  • Kotlin – The official language for Android app development, offering modern features and improved productivity.
  • Jetpack Compose – A toolkit for building native UIs in a declarative manner, simplifying the development process.
  • Android Studio – The official integrated development environment (IDE) for Android, with a range of tools for coding, debugging, and testing.

For Back-end Development:

  • Google Cloud Platform (GCP), Amazon Web Services (AWS), and Microsoft Azure – Cloud service providers offering a vast array of services for hosting, storage, and more.
  • Firebase Realtime Database and Cloud Firestore – NoSQL cloud database options for storing and syncing data in real time.
  • PostgreSQL and MySQL – Popular SQL database management systems known for their reliability and feature sets.

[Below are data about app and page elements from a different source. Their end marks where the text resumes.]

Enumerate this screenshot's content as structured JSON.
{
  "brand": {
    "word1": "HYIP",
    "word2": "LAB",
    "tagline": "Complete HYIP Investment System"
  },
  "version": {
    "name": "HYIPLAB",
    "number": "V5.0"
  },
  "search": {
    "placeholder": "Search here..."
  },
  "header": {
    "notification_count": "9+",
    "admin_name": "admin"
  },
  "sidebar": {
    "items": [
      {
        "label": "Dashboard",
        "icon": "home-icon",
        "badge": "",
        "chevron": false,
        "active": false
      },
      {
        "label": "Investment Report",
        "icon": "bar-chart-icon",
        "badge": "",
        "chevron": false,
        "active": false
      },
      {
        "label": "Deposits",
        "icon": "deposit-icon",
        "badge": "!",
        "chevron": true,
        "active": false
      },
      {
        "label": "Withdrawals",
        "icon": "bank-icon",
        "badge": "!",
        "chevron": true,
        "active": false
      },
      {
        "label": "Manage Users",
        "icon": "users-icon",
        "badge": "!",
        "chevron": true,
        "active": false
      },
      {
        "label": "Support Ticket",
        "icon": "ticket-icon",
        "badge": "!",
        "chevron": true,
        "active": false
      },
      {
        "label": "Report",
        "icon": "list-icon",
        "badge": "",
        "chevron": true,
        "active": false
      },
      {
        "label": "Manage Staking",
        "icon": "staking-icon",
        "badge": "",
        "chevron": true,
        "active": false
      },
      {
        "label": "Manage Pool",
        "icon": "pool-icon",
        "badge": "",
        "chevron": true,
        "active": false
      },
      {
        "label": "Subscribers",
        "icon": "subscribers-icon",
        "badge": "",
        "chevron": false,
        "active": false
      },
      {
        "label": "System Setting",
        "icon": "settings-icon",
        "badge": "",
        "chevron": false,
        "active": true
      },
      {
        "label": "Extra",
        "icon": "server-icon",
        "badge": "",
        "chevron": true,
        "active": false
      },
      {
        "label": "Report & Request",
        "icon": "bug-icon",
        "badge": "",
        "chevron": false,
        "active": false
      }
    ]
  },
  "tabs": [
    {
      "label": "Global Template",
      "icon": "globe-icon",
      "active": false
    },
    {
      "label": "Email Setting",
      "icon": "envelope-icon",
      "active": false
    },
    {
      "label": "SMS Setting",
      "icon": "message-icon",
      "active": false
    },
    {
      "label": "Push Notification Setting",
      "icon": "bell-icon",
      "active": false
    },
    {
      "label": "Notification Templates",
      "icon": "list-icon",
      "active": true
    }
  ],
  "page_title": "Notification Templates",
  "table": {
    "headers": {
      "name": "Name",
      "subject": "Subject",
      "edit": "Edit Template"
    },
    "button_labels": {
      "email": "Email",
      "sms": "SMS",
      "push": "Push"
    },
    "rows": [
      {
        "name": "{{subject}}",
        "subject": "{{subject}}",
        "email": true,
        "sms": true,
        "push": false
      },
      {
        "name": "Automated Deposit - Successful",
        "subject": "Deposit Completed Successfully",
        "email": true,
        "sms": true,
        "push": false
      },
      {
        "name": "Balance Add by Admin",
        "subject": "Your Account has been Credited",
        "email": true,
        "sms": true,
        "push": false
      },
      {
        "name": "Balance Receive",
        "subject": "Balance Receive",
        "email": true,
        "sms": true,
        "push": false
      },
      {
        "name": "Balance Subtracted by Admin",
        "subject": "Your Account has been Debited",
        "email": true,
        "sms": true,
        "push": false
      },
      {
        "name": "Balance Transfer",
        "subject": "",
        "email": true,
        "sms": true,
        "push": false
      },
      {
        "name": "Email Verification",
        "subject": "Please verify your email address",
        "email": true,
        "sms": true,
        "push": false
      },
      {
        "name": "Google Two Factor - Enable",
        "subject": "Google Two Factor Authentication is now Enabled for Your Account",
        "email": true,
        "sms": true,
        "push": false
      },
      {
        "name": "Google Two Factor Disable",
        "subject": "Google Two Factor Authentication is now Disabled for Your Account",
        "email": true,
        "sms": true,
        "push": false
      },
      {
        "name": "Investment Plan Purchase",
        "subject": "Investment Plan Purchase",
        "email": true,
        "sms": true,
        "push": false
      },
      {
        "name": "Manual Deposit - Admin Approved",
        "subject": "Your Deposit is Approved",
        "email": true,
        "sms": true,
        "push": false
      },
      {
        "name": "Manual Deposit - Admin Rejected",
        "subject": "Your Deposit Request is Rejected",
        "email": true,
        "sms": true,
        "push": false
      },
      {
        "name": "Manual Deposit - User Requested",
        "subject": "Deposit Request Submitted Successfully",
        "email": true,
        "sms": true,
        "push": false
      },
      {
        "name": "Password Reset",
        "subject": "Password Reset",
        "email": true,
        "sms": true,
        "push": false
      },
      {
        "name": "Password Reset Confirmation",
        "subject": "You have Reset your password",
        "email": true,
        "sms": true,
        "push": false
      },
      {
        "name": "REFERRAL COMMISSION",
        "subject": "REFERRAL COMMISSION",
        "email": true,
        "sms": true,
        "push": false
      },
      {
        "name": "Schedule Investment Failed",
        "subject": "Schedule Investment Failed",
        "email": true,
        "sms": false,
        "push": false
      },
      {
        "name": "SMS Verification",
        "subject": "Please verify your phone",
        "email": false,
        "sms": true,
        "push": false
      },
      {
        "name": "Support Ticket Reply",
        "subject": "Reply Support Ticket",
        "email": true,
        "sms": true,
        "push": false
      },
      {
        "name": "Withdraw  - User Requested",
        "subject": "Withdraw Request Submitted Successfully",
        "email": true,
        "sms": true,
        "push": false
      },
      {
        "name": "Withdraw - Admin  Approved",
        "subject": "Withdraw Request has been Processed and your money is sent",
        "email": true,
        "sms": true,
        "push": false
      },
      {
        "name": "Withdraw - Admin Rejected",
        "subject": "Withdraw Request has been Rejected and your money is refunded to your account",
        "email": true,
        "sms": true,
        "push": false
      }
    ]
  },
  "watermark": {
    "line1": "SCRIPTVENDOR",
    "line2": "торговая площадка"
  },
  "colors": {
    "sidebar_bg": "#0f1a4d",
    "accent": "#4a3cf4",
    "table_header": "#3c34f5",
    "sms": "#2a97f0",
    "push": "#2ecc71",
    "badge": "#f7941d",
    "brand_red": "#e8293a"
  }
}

For UI/UX Design:

  • Material Design – Google’s design system that provides guidelines and components for creating intuitive and cohesive interfaces.
  • Sketch and Figma – Design tools that facilitate UI/UX design with features for prototyping and collaboration.

For Security:

  • OAuth 2.0 and JWT (JSON Web Tokens) – Standards for secure authorization and token-based authentication.
  • Let’s Encrypt – A free, automated, and open Certificate Authority providing SSL/TLS certificates for securing data transmission.

For DevOps and Automation:

  • Jenkins, CircleCI, and GitHub Actions – Tools for automating the build, test, and deployment pipeline.
  • Docker and Kubernetes – Solutions for containerization and orchestration, aiding in consistent deployments and scalability.

For Performance Monitoring and Analytics:

  • Firebase Analytics and Google Analytics for Firebase – Services for tracking app usage and user engagement.
  • Crashlytics – A real-time crash reporting tool that helps in monitoring, prioritizing, and fixing stability issues.

For AI and Machine Learning Integration:

  • Google ML Kit – A mobile SDK that brings Google’s machine learning expertise to Android apps.

For Agile Project Management:

  • Jira and Trello – Project management tools that support Agile methodologies and help teams organize and track development tasks.

For User Feedback and Beta Testing:

  • Google Play Console – Allows developers to manage their app’s presence in the Google Play Store and run beta testing programs.
  • UserTesting and Lookback.io – Platforms for conducting user testing sessions and gathering qualitative feedback.

For Marketing and User Acquisition:

  • App Annie and Sensor Tower – Tools for app store optimization (ASO) and market intelligence to improve app visibility.
  • Mailchimp and HubSpot – Platforms for email marketing campaigns and managing customer relationships.

For Legal and Compliance:

  • Iubenda and Termly – Services that help generate privacy policies and terms of use compliant with global regulations.

For Education and Learning:

  • Udacity and Coursera – Online learning platforms offering courses on Android development, cloud services, and more.

By utilizing the appropriate resources and tools, SaaS developers can streamline the development process, enhance product quality, and ultimately create a more successful Android SaaS application.